[When we first meet Rooster, he is being questioned by a prosecutor about his role in the death of several criminals.]Goudy: The gun was pulled and ready in your hand?Cogburn: Yes sir.Goudy: Loaded and cocked?Cogburn: If it ain't loaded and cocked it will not shoot.Goudy: Just answer my questions if you please.Cogburn: That one does not make any sense. (53)
Not to mention that Rooster and LaBoeuf were comedy gold. LaBoeuf's arrogance about his role as a Texas Ranger is priceless. This exchange was a favorite of mine:
LaBoeuf said, "I reckon I must have the wrong man. Do you let little girls hooraw you, Cogburn?"Humor, as evidenced in the two examples above, wasn't something I was really expecting, even though I'd laughed at the film, and it came as a pleasant surprise. Not to pun on the title, but the story is often gritty--I've not read many other books where someone has their fingers chopped off and then gets stabbed in short order--and the moments of humor were welcome and often had me laughing out loud.
Rooster turned his cold right eye on the Texan. "Did you just say hooraw?"
"Hooraw," said LaBoeuf. "That was the word."
"Maybe you would like to see some real hoorawing." (95)

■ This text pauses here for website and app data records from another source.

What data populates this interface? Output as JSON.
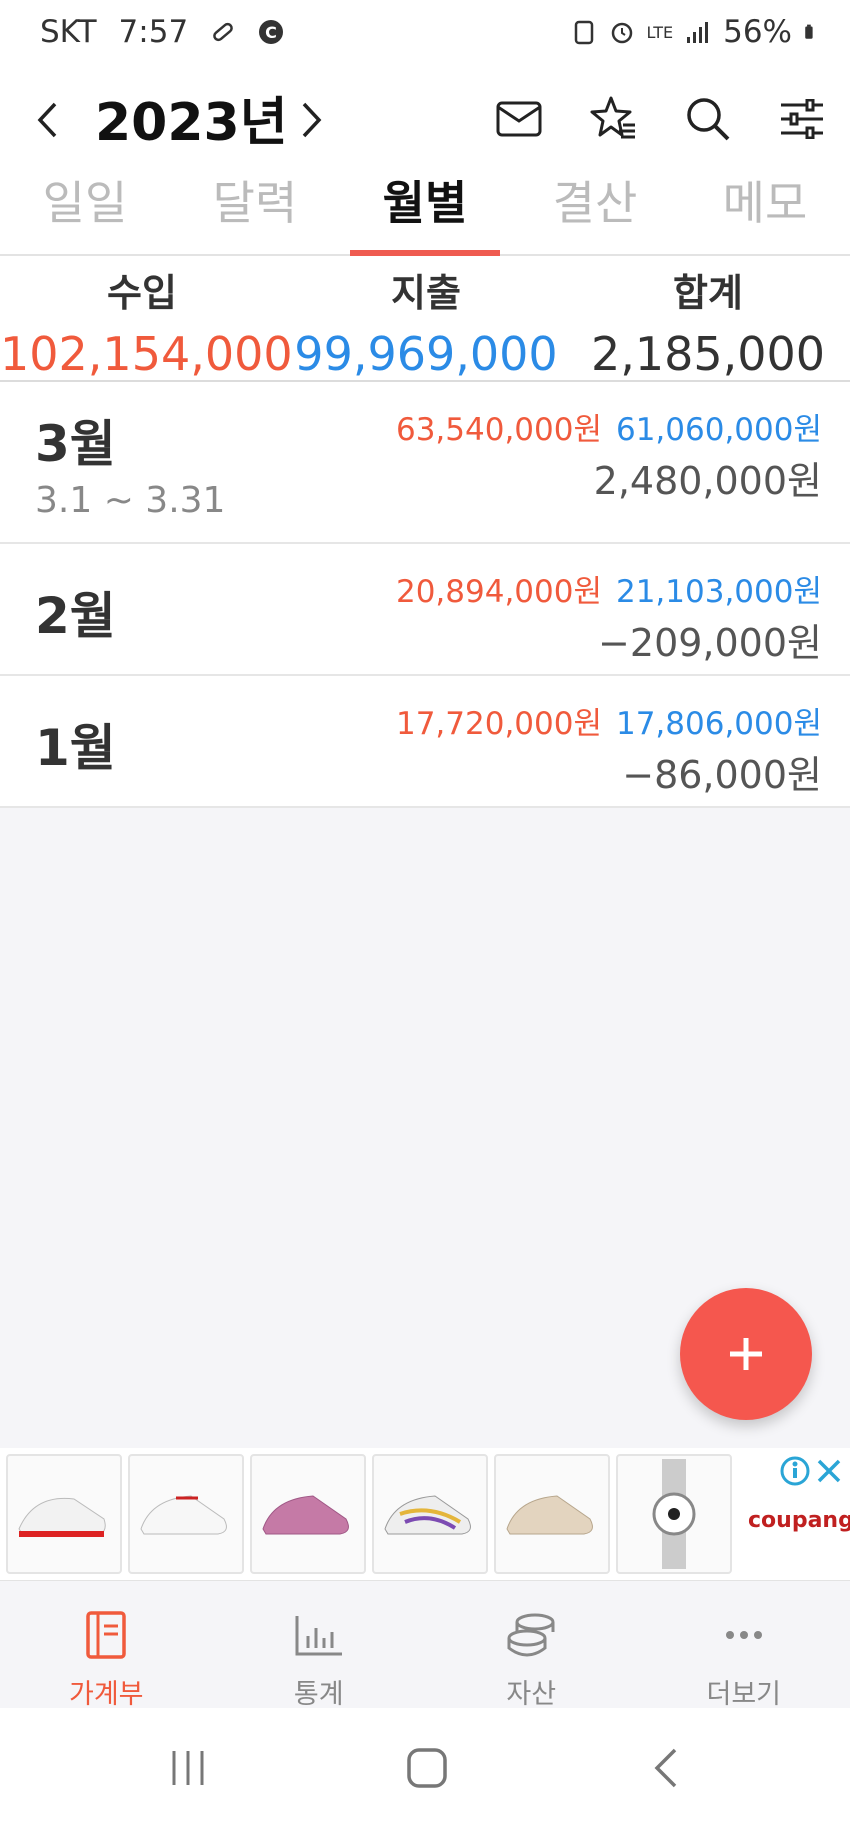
{
  "status_bar": {
    "carrier": "SKT",
    "time": "7:57",
    "network": "LTE",
    "battery": "56%"
  },
  "header": {
    "year": "2023년"
  },
  "tabs": [
    {
      "label": "일일",
      "active": false
    },
    {
      "label": "달력",
      "active": false
    },
    {
      "label": "월별",
      "active": true
    },
    {
      "label": "결산",
      "active": false
    },
    {
      "label": "메모",
      "active": false
    }
  ],
  "summary": {
    "income_label": "수입",
    "income": "102,154,000",
    "expense_label": "지출",
    "expense": "99,969,000",
    "total_label": "합계",
    "total": "2,185,000"
  },
  "months": [
    {
      "month": "3월",
      "range": "3.1 ~ 3.31",
      "income": "63,540,000원",
      "expense": "61,060,000원",
      "total": "2,480,000원"
    },
    {
      "month": "2월",
      "income": "20,894,000원",
      "expense": "21,103,000원",
      "total": "−209,000원"
    },
    {
      "month": "1월",
      "income": "17,720,000원",
      "expense": "17,806,000원",
      "total": "−86,000원"
    }
  ],
  "ad": {
    "brand": "coupang"
  },
  "bottom_nav": [
    {
      "label": "가계부",
      "icon": "book-icon",
      "active": true
    },
    {
      "label": "통계",
      "icon": "bar-chart-icon",
      "active": false
    },
    {
      "label": "자산",
      "icon": "coins-icon",
      "active": false
    },
    {
      "label": "더보기",
      "icon": "more-icon",
      "active": false
    }
  ],
  "colors": {
    "accent": "#f5574e",
    "income": "#f05a3c",
    "expense": "#2b8be6"
  }
}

The characters were very distinctive and I wanted to see them succeed. I've already waxed a bit about Mattie, but she's definitely one to remember, whether as a young girl or as the adult narrating the tale. She's determined, prickly, and maybe childish at times, but certainly braver than most adults, witnessing violence without flinching and haggling successfully with a horse trader who makes every effort to rook her. Cogburn is, of course, a drunk and morally ambiguous, but he respects Mattie as the one paying him and even shows some affection for her once or twice, making him not such a bad guy. LaBoeuf is just hilarious, as I said above, going on about lapping water from hoofprints and other tactics of the Texas Rangers.

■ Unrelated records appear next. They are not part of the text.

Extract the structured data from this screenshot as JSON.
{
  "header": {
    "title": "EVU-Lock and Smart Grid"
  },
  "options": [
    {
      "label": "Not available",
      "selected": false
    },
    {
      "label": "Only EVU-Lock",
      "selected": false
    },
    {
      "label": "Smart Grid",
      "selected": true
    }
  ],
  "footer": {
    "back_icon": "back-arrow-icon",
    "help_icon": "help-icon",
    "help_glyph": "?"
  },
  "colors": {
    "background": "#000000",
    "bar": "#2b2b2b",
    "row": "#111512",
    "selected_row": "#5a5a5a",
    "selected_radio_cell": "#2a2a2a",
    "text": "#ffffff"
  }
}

I'm surprised as ever at the pacing, but in the end, I think it worked well. When I saw the 2010 film, I was surprised at how Chaney and the gang didn't really come in until maybe half an hour to the end. Reading the book, it takes half the novel to settle affairs in Fort Smith and actually go on the road to find Chaney. In the end, though, it's more about Mattie than the hunt for Chaney. We're meant to see that this is a girl ahead of her time, a girl who's the exact opposite of both her parents: she's proactive and has business sense, the opposite of her mother, prostrate with grief and hardly able to spell 'cat,' but also the opposite of her father, a pushover whose kindness leads to his death.
The 2010 film (I've yet to see the John Wayne version--sacrilege, I know) stuck very close to the book in terms of dialogue and characterizations, and only added a scene or two extra. Hailee Steinfeld is absolutely perfect as Mattie, and it's duly impressive for being her first performance (I hold firm about her being robbed of the Oscar). Matt Damon managed to project LaBoeuf's cockiness exceedingly well, just as he should have. Jeff Bridges mumbles a bit too much as Cogburn, but he embodied the morally ambiguous, frequently drunk Cogburn really nicely. His lines led to the biggest laughs (the cornbread scene is a standout).
Overall, the book is well-plotted, well-characterized, and well-paced, and I'm definitely glad to have read an apparent classic of American literature, with a heroine who deserves to be widely known. I think this is a great pick for high schoolers and adults alike, a good, action-filled summer read.